I Put a Spell on You by John Burnside
If books were rivers, I Put a Spell on You would be the Great Ouse – meandering, slow and full of interesting little fish. John Burnside’s memoir is deliciously written, with some truly beautiful passages. Interspersed are short musings/thoughtworms/digressions on various subjects. The first is on glamour – not the glamour of celebrities (‘manufactured bedazzlement’) but that of its old connection with magic and wonder. That glamour, Burnside suggests, is where love resides. These asides, given with the air of a man holding forth to his acolytes, are excellently wrought.
The memoir itself describes Burnside’s many loves, flings, near misses and missed opportunities, each chapter of which is tied to a song with a particular resonance to the drama that unfolds, and which creates a form of mix tape that traces the emotional high-points of his youth. You don’t have to be an aficionado of the sounds of the 60s to read the book, but having a device on hand to play the songs as you read is well worth it. What it achieves best is that through this memoir you are shown a fresh view into the workings of this great poet; the fascinating digressions and mercurial narrative show the superb grasp of language on offer.
However, there is a rather ugly undercurrent to this memoir, which is, at a base level, a list of his conquests (or the ones who got away). Phrases such as, ‘It’s not often that I remember the faces of men or boys’ do not help ameliorate this feeling. Also, at no point does Burnside bring his wife or children into the narrative; it is almost entirely a navel-gazing exercise, and though he has no reason to do so (it is his memoir, after all) there is a feeling that you have just been party to a particularly passive aggressive attack on their relationship. Maybe the darker edges of his personality are so bared to show us all the clearer that ‘the tedium of grown manhood’ is society’s fault, not his. I have not read either of his two previous memoirs, so cannot say if this is a continuing theme, but for me there was something all too predatory in his yearning for the sexual abandon of his youth.
Despite these failings, when Burnside’s language catches, it burns bright, beautiful and supremely lyrical, and even when I was cross with him for his attitude and behaviour, I was still drawn deeper into the glamourie (‘a charmed condition where everything, even the most commonplace of objects or events, is invested with magical possibilities’) of his language, and those who choose to read this book will not be disappointed.
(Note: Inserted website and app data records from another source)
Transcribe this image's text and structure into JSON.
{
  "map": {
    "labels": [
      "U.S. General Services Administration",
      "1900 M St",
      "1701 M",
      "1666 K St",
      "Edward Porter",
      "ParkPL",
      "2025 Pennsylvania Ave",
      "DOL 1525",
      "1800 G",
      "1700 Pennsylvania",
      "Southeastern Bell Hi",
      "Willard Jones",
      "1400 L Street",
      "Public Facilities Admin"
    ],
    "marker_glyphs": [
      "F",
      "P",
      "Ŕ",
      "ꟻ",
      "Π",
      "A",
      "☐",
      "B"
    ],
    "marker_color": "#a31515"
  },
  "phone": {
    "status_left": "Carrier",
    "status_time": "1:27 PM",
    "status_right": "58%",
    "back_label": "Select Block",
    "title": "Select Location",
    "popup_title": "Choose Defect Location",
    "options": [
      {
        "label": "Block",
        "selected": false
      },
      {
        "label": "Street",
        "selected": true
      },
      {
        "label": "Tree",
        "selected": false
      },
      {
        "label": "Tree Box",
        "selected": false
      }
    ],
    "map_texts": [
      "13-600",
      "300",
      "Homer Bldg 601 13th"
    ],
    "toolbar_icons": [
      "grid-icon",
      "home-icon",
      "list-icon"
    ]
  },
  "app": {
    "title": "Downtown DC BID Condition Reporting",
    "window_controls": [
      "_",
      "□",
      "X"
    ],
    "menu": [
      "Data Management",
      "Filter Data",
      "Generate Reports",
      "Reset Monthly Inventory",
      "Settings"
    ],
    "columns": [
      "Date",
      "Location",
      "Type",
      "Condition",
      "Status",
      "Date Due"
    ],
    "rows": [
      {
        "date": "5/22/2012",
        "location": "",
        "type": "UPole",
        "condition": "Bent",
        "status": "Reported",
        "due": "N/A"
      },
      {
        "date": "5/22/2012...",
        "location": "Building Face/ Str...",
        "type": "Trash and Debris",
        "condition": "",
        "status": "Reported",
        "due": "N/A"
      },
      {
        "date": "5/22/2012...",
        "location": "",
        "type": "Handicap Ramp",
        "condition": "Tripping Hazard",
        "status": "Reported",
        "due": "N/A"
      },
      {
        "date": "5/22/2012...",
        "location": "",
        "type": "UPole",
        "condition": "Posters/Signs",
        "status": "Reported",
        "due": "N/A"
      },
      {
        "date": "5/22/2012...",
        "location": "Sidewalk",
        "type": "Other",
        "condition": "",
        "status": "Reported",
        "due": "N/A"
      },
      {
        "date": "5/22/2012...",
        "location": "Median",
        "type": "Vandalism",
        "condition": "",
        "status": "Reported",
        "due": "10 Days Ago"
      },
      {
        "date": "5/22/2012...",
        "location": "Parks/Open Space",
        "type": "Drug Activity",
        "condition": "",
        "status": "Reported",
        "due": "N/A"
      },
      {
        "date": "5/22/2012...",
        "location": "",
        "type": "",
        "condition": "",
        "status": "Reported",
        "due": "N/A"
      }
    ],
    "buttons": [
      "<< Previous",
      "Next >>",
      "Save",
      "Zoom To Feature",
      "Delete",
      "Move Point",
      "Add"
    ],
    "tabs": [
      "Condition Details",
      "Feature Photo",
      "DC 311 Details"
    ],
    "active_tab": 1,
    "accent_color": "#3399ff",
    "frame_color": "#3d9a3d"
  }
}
The Very Hungry Caterpillar
I Put a Spell on You, John Burnside
Jonathan Cape, RRP £16.99, 288pp